Everything got worse. My headaches. The kids crankiness. And weirdly our cravings for sweets only got more intense. How could this be? We’d gone two weeks without sugar and it still felt like we were just white-knuckling it through every day. Then I read this study (I’m posting this for you Anna!) about the effects of diet soda on weight and diabetes. Bad news, diet Coke lovers:
“Researchers found that the diet soda drinkers had waist circumference increases of 70 percent greater than those who non-diet soda drinkers. And people who drank diet soda the most frequently — at least two diet sodas a day — had waist circumference increases that were 500 percent greater than people who didn’t drink any diet soda.”
500 times greater?? Egads. While I haven’t had a soda in years – strangely that was one “vice” I never had a hard time giving up, I’ve never liked the stuff – I’m guessing it was the artificial sweeteners in the sodas that did all this damage. When I thought about it, I realized I’d just replaced a natural substance in our diets with a chemical cocktail. That never ends well.
My next plan: stevia to the rescue! Stevia is not an artificial sweetener as it comes from a plant and it’s also calorie free. If you’ve been around the fit-o-sphere very long, you’ve seen many a fitblogger ode to the stuff. And yet… it didn’t help. It was at this point I came to a depressing realization: until my kids and I lost our taste for sweet (no matter the source), we were going to still crave it like crazy. And there’s still the problem that our bodies are super smart and we’re really not tricking them with the calorie-free stuff.
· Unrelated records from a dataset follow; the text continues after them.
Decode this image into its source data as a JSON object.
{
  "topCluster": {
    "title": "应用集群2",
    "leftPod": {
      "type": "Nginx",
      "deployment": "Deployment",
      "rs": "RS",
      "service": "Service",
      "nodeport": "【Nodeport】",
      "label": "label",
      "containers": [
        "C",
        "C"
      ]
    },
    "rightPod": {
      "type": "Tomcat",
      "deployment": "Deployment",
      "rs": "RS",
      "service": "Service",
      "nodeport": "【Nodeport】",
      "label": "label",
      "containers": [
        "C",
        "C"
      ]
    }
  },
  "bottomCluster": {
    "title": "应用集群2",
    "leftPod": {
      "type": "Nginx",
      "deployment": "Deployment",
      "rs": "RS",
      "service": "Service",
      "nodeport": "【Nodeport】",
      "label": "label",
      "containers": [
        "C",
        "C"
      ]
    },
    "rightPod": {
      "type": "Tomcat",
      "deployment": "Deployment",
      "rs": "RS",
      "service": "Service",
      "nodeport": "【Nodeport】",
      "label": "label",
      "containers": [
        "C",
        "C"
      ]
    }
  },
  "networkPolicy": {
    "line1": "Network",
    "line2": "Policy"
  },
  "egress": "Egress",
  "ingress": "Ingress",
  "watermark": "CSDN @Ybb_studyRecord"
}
Other studies have shown that people eat more food after eating or drinking a non-caloric sweetener, perhaps in the body’s attempt to make up for the missing calories.
Which is how we’ve been (valiantly trying to be) sugar free, artificial sweetener free and stevia free for several weeks now. Here’s what I’ve learned:
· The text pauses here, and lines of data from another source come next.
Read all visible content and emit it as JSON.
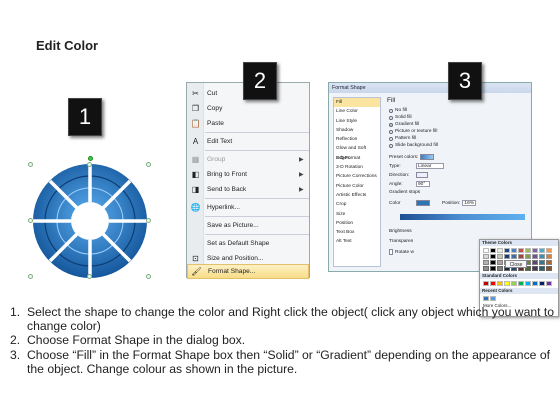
{
  "heading": "Edit Color",
  "step_badges": [
    "1",
    "2",
    "3"
  ],
  "context_menu": {
    "items": [
      {
        "label": "Cut",
        "icon": "scissors-icon",
        "enabled": true,
        "submenu": false
      },
      {
        "label": "Copy",
        "icon": "copy-icon",
        "enabled": true,
        "submenu": false
      },
      {
        "label": "Paste",
        "icon": "paste-icon",
        "enabled": true,
        "submenu": false
      },
      {
        "label": "Edit Text",
        "icon": "edit-text-icon",
        "enabled": true,
        "submenu": false
      },
      {
        "label": "Group",
        "icon": "group-icon",
        "enabled": false,
        "submenu": true
      },
      {
        "label": "Bring to Front",
        "icon": "bring-front-icon",
        "enabled": true,
        "submenu": true
      },
      {
        "label": "Send to Back",
        "icon": "send-back-icon",
        "enabled": true,
        "submenu": true
      },
      {
        "label": "Hyperlink...",
        "icon": "hyperlink-icon",
        "enabled": true,
        "submenu": false
      },
      {
        "label": "Save as Picture...",
        "icon": "",
        "enabled": true,
        "submenu": false
      },
      {
        "label": "Set as Default Shape",
        "icon": "",
        "enabled": true,
        "submenu": false
      },
      {
        "label": "Size and Position...",
        "icon": "size-position-icon",
        "enabled": true,
        "submenu": false
      },
      {
        "label": "Format Shape...",
        "icon": "format-shape-icon",
        "enabled": true,
        "submenu": false,
        "highlighted": true
      }
    ]
  },
  "dialog": {
    "title": "Format Shape",
    "sidebar": [
      "Fill",
      "Line Color",
      "Line Style",
      "Shadow",
      "Reflection",
      "Glow and Soft Edges",
      "3-D Format",
      "3-D Rotation",
      "Picture Corrections",
      "Picture Color",
      "Artistic Effects",
      "Crop",
      "Size",
      "Position",
      "Text Box",
      "Alt Text"
    ],
    "section_title": "Fill",
    "fill_options": [
      {
        "label": "No fill",
        "selected": false
      },
      {
        "label": "Solid fill",
        "selected": false
      },
      {
        "label": "Gradient fill",
        "selected": true
      },
      {
        "label": "Picture or texture fill",
        "selected": false
      },
      {
        "label": "Pattern fill",
        "selected": false
      },
      {
        "label": "Slide background fill",
        "selected": false
      }
    ],
    "preset_colors_label": "Preset colors:",
    "type_label": "Type:",
    "type_value": "Linear",
    "direction_label": "Direction:",
    "angle_label": "Angle:",
    "angle_value": "90°",
    "gradient_stops_label": "Gradient stops",
    "color_label": "Color",
    "position_label": "Position:",
    "position_value": "16%",
    "brightness_label": "Brightness",
    "transparency_label": "Transparen",
    "rotate_label": "Rotate w",
    "close_label": "Close",
    "palette": {
      "theme_label": "Theme Colors",
      "standard_label": "Standard Colors",
      "recent_label": "Recent Colors",
      "more_label": "More Colors...",
      "theme_top": [
        "#ffffff",
        "#000000",
        "#eeece1",
        "#1f497d",
        "#4f81bd",
        "#c0504d",
        "#9bbb59",
        "#8064a2",
        "#4bacc6",
        "#f79646"
      ],
      "standard": [
        "#c00000",
        "#ff0000",
        "#ffc000",
        "#ffff00",
        "#92d050",
        "#00b050",
        "#00b0f0",
        "#0070c0",
        "#002060",
        "#7030a0"
      ],
      "recent": [
        "#2e75b6",
        "#5b9bd5"
      ]
    }
  },
  "instructions": [
    {
      "num": "1.",
      "text": "Select the shape to change the color and Right click the object( click any object which you want to change color)"
    },
    {
      "num": "2.",
      "text": "Choose Format Shape in the dialog box."
    },
    {
      "num": "3.",
      "text": "Choose “Fill” in the Format Shape box then “Solid” or “Gradient” depending on the appearance of the object. Change colour as shown in the picture."
    }
  ],
  "colors": {
    "shape_primary": "#1f6fc0",
    "shape_dark": "#13497f",
    "shape_light": "#3d93e0",
    "badge_bg": "#111111",
    "menu_highlight": "#f8dd86"
  }
}
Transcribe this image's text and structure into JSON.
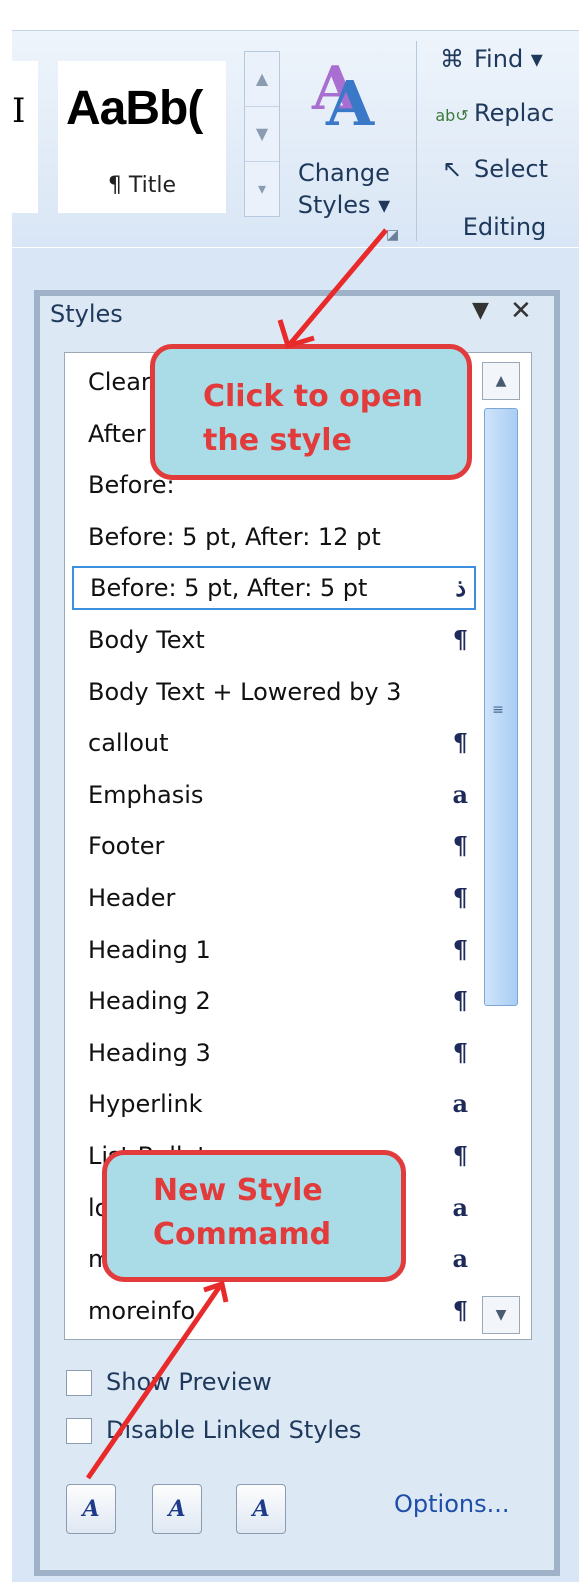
{
  "ribbon": {
    "gallery_partial_text": "I",
    "gallery_sample": "AaBb(",
    "gallery_label": "¶ Title",
    "change_styles": [
      "Change",
      "Styles ▾"
    ],
    "editing": {
      "find": "Find ▾",
      "replace": "Replac",
      "select": "Select",
      "group_label": "Editing"
    }
  },
  "styles_pane": {
    "title": "Styles",
    "menu_glyph": "▼",
    "close_glyph": "✕",
    "items": [
      {
        "name": "Clear",
        "mark": ""
      },
      {
        "name": "After",
        "mark": ""
      },
      {
        "name": "Before:",
        "mark": ""
      },
      {
        "name": "Before:  5 pt, After:  12 pt",
        "mark": ""
      },
      {
        "name": "Before:  5 pt, After:  5 pt",
        "mark": "ذ"
      },
      {
        "name": "Body Text",
        "mark": "¶"
      },
      {
        "name": "Body Text + Lowered by  3",
        "mark": ""
      },
      {
        "name": "callout",
        "mark": "¶"
      },
      {
        "name": "Emphasis",
        "mark": "a"
      },
      {
        "name": "Footer",
        "mark": "¶"
      },
      {
        "name": "Header",
        "mark": "¶"
      },
      {
        "name": "Heading 1",
        "mark": "¶"
      },
      {
        "name": "Heading 2",
        "mark": "¶"
      },
      {
        "name": "Heading 3",
        "mark": "¶"
      },
      {
        "name": "Hyperlink",
        "mark": "a"
      },
      {
        "name": "List Bullet",
        "mark": "¶"
      },
      {
        "name": "lo",
        "mark": "a"
      },
      {
        "name": "m",
        "mark": "a"
      },
      {
        "name": "moreinfo",
        "mark": "¶"
      }
    ],
    "selected_index": 4,
    "show_preview": "Show Preview",
    "disable_linked": "Disable Linked Styles",
    "options": "Options..."
  },
  "callouts": {
    "open_line1": "Click to open",
    "open_line2": "the style",
    "new_line1": "New Style",
    "new_line2": "Commamd"
  },
  "colors": {
    "callout_fill": "#a9dce6",
    "callout_border": "#e23b3b",
    "selected_border": "#3d8fe0"
  }
}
1. It works. Once I dropped all the sweeteners, my cravings dropped dramatically. Plus regular foods like almonds taste amazingly sweet.
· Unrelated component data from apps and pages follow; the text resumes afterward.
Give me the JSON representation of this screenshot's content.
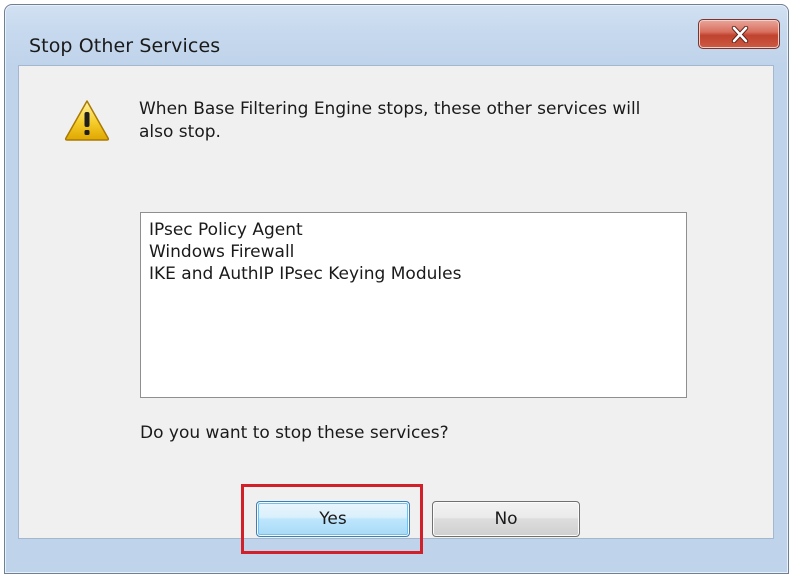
{
  "dialog": {
    "title": "Stop Other Services",
    "message": "When Base Filtering Engine stops, these other services will also stop.",
    "services": [
      "IPsec Policy Agent",
      "Windows Firewall",
      "IKE and AuthIP IPsec Keying Modules"
    ],
    "question": "Do you want to stop these services?",
    "yes_label": "Yes",
    "no_label": "No",
    "icons": {
      "close": "close-icon",
      "warning": "warning-icon"
    },
    "colors": {
      "highlight": "#d1202a",
      "close_button": "#c8503c"
    }
  }
}
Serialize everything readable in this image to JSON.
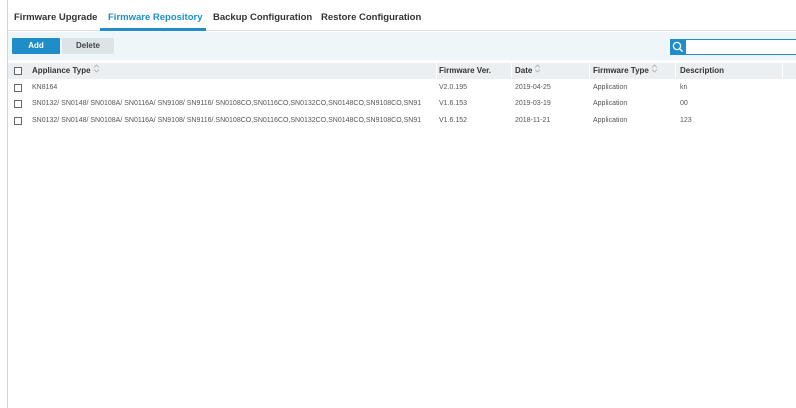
{
  "tabs": [
    {
      "label": "Firmware Upgrade",
      "active": false
    },
    {
      "label": "Firmware Repository",
      "active": true
    },
    {
      "label": "Backup Configuration",
      "active": false
    },
    {
      "label": "Restore Configuration",
      "active": false
    }
  ],
  "toolbar": {
    "add_label": "Add",
    "delete_label": "Delete",
    "search_placeholder": ""
  },
  "table": {
    "columns": [
      {
        "label": "Appliance Type",
        "sortable": true
      },
      {
        "label": "Firmware Ver.",
        "sortable": false
      },
      {
        "label": "Date",
        "sortable": true
      },
      {
        "label": "Firmware Type",
        "sortable": true
      },
      {
        "label": "Description",
        "sortable": false
      }
    ],
    "rows": [
      {
        "appliance": "KN8164",
        "version": "V2.0.195",
        "date": "2019-04-25",
        "type": "Application",
        "description": "kn"
      },
      {
        "appliance": "SN0132/ SN0148/ SN0108A/ SN0116A/ SN9108/ SN9116/ SN0108CO,SN0116CO,SN0132CO,SN0148CO,SN9108CO,SN91",
        "version": "V1.6.153",
        "date": "2019-03-19",
        "type": "Application",
        "description": "00"
      },
      {
        "appliance": "SN0132/ SN0148/ SN0108A/ SN0116A/ SN9108/ SN9116/.SN0108CO,SN0116CO,SN0132CO,SN0148CO,SN9108CO,SN91",
        "version": "V1.6.152",
        "date": "2018-11-21",
        "type": "Application",
        "description": "123"
      }
    ]
  },
  "colors": {
    "accent": "#1f8fc9",
    "toolbar_bg": "#eef6f9",
    "header_bg": "#eceff1"
  }
}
2. Natural is better than artificial. When I do make something that needs some sugar in it, I try to stick to raw honey or pure maple syrup and then not very much of it. Plus, artificial sweeteners make me bloat like a pool toy.
3. It works on my kids too. The tantrums have dropped significantly.
4. The psychological component is huge. The first thing I want to do when I tell myself I’m not eating sugar is to binge on the stuff in one grand farewell party. There’s a fine line between telling myself that I’m choosing not to eat sugar because it makes me feel like crap and I’m depriving myself of treats. Just tonight in fact I made the decision to eat some Swedish Pulla bread (white squishy bread at its finest!) and a few bites of my husband’s chocolate milkshake. They were totally delish and I enjoyed every bite. And when I got a headache and wanted to lay down and take a nap about a half hour later, I made sure to note that too.
5. Be careful of overcompensating. I’ve gained an inch and a half around my waist (I’m not even going to pretend that doesn’t drive me nuts because it does) and I think a large part of it has to do with the fact that instead of eating sugary stuff I’ve been OD’ing on nuts and fruit.
So is it worth it to try and break up with the White Satan? I think so. I feel much better when I don’t eat it. My kids behave better when they don’t eat it. Plus my dentist was super impressed and I’m a people pleaser so that was awesome. There is the whole waistline issue and I’m still trying to decide what to do about that without going all CrazyTown up in here. (And yes I do realize that the extra inch could be because of our vacation or stress or hormonal issues or all of the above. But it’s not just a bloating issue – it’s been this way for a month now. Sigh.)
Any advice for me? What are your feelings on artificial sweeteners? Have you given up sugar – how did you do it?? Stay tuned tomorrow for my first ever good sugar-free recipe! (Complete with hilarious and disgusting pictures – you’re welcome.)